Work order
Your task is to copy every line of the entries that holds the word "name".

(Information shown begins)

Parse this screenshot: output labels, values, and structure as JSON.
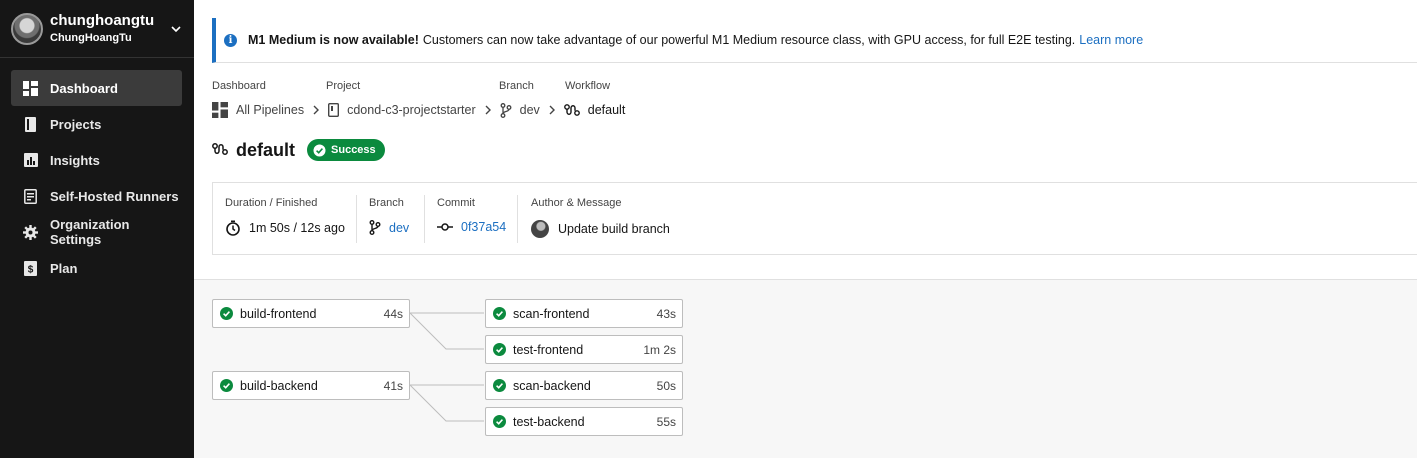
{
  "user": {
    "name": "chunghoangtu",
    "handle": "ChungHoangTu"
  },
  "nav": [
    {
      "label": "Dashboard",
      "icon": "dashboard-icon",
      "active": true
    },
    {
      "label": "Projects",
      "icon": "book-icon"
    },
    {
      "label": "Insights",
      "icon": "bar-chart-icon"
    },
    {
      "label": "Self-Hosted Runners",
      "icon": "runner-icon"
    },
    {
      "label": "Organization Settings",
      "icon": "gear-icon"
    },
    {
      "label": "Plan",
      "icon": "dollar-icon"
    }
  ],
  "banner": {
    "title": "M1 Medium is now available!",
    "text": "Customers can now take advantage of our powerful M1 Medium resource class, with GPU access, for full E2E testing.",
    "link": "Learn more",
    "accent": "#1c6fc1"
  },
  "breadcrumb": {
    "labels": {
      "dashboard": "Dashboard",
      "project": "Project",
      "branch": "Branch",
      "workflow": "Workflow"
    },
    "values": {
      "dashboard": "All Pipelines",
      "project": "cdond-c3-projectstarter",
      "branch": "dev",
      "workflow": "default"
    }
  },
  "workflow": {
    "name": "default",
    "status": "Success",
    "status_color": "#0b8a3e"
  },
  "details": {
    "duration_label": "Duration / Finished",
    "duration": "1m 50s / 12s ago",
    "branch_label": "Branch",
    "branch": "dev",
    "commit_label": "Commit",
    "commit": "0f37a54",
    "author_label": "Author & Message",
    "message": "Update build branch"
  },
  "jobs": {
    "build_frontend": {
      "name": "build-frontend",
      "duration": "44s"
    },
    "build_backend": {
      "name": "build-backend",
      "duration": "41s"
    },
    "scan_frontend": {
      "name": "scan-frontend",
      "duration": "43s"
    },
    "test_frontend": {
      "name": "test-frontend",
      "duration": "1m 2s"
    },
    "scan_backend": {
      "name": "scan-backend",
      "duration": "50s"
    },
    "test_backend": {
      "name": "test-backend",
      "duration": "55s"
    }
  }
}
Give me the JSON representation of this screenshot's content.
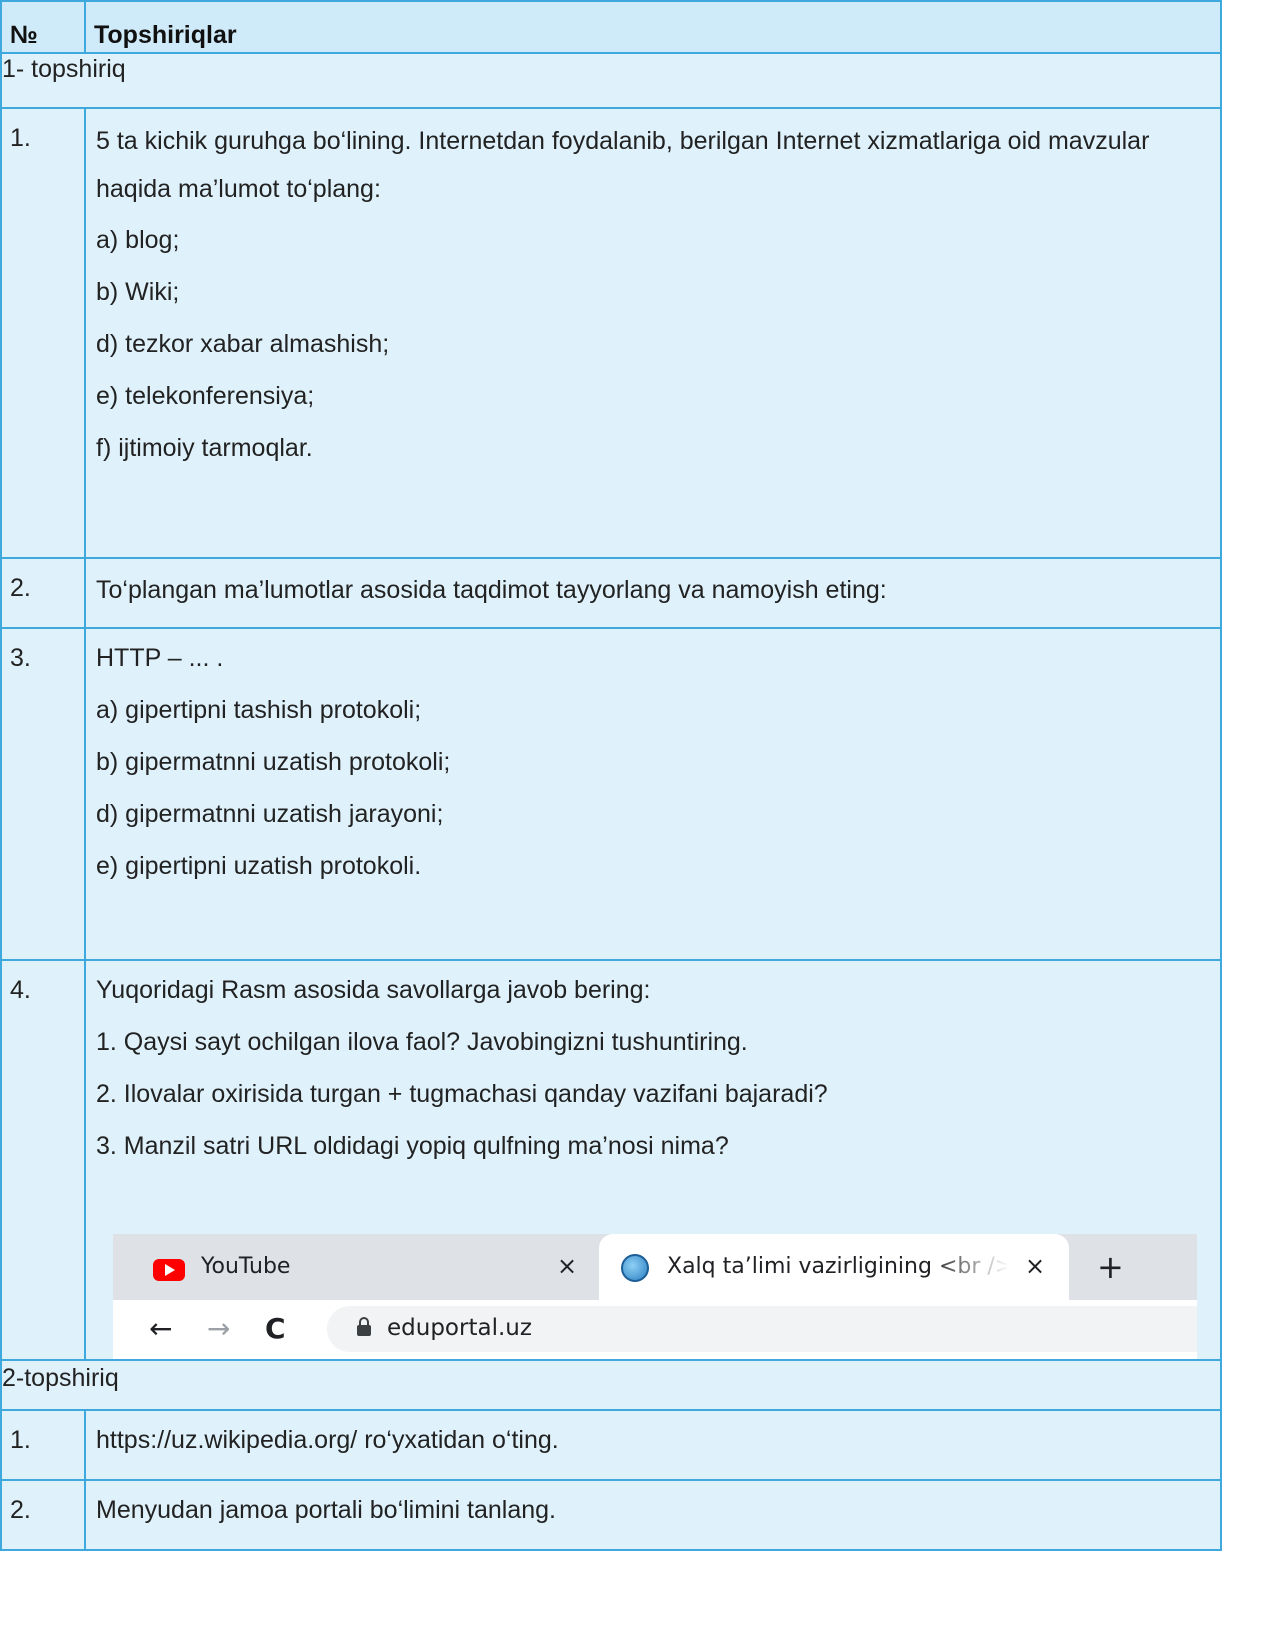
{
  "table": {
    "header": {
      "number": "№",
      "tasks": "Topshiriqlar"
    },
    "group1": {
      "title": "1- topshiriq",
      "rows": [
        {
          "number": "1.",
          "lines": [
            "5 ta kichik guruhga bo‘lining. Internetdan foydalanib, berilgan Internet xizmatlariga oid mavzular haqida ma’lumot to‘plang:",
            "a) blog;",
            "b) Wiki;",
            "d) tezkor xabar almashish;",
            "e) telekonferensiya;",
            "f) ijtimoiy tarmoqlar."
          ]
        },
        {
          "number": "2.",
          "lines": [
            "To‘plangan ma’lumotlar asosida taqdimot tayyorlang va namoyish eting:"
          ]
        },
        {
          "number": "3.",
          "lines": [
            "HTTP – ... .",
            "a) gipertipni tashish protokoli;",
            "b) gipermatnni uzatish protokoli;",
            "d) gipermatnni uzatish jarayoni;",
            "e) gipertipni uzatish protokoli."
          ]
        },
        {
          "number": "4.",
          "lines": [
            "Yuqoridagi Rasm asosida savollarga javob bering:",
            "1. Qaysi sayt ochilgan ilova faol? Javobingizni tushuntiring.",
            "2. Ilovalar oxirisida turgan + tugmachasi qanday vazifani bajaradi?",
            "3. Manzil satri URL oldidagi yopiq qulfning ma’nosi nima?"
          ]
        }
      ]
    },
    "group2": {
      "title": "2-topshiriq",
      "rows": [
        {
          "number": "1.",
          "lines": [
            "https://uz.wikipedia.org/ ro‘yxatidan o‘ting."
          ]
        },
        {
          "number": "2.",
          "lines": [
            "Menyudan jamoa portali bo‘limini tanlang."
          ]
        }
      ]
    }
  },
  "browser": {
    "tabs": [
      {
        "title": "YouTube",
        "icon": "youtube-icon",
        "close": "×"
      },
      {
        "title": "Xalq ta’limi vazirligining <br /> A",
        "icon": "globe-icon",
        "close": "×",
        "active": true
      }
    ],
    "new_tab": "+",
    "nav": {
      "back": "←",
      "forward": "→",
      "reload": "C"
    },
    "url": "eduportal.uz",
    "colors": {
      "tabbar": "#dee1e6",
      "omnibox": "#f1f3f4",
      "youtube": "#ff0000"
    }
  }
}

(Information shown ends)

Response box
    "name": "chunghoangtu",
    "name": "default",
      "name": "build-frontend",
      "name": "build-backend",
      "name": "scan-frontend",
      "name": "test-frontend",
      "name": "scan-backend",
      "name": "test-backend",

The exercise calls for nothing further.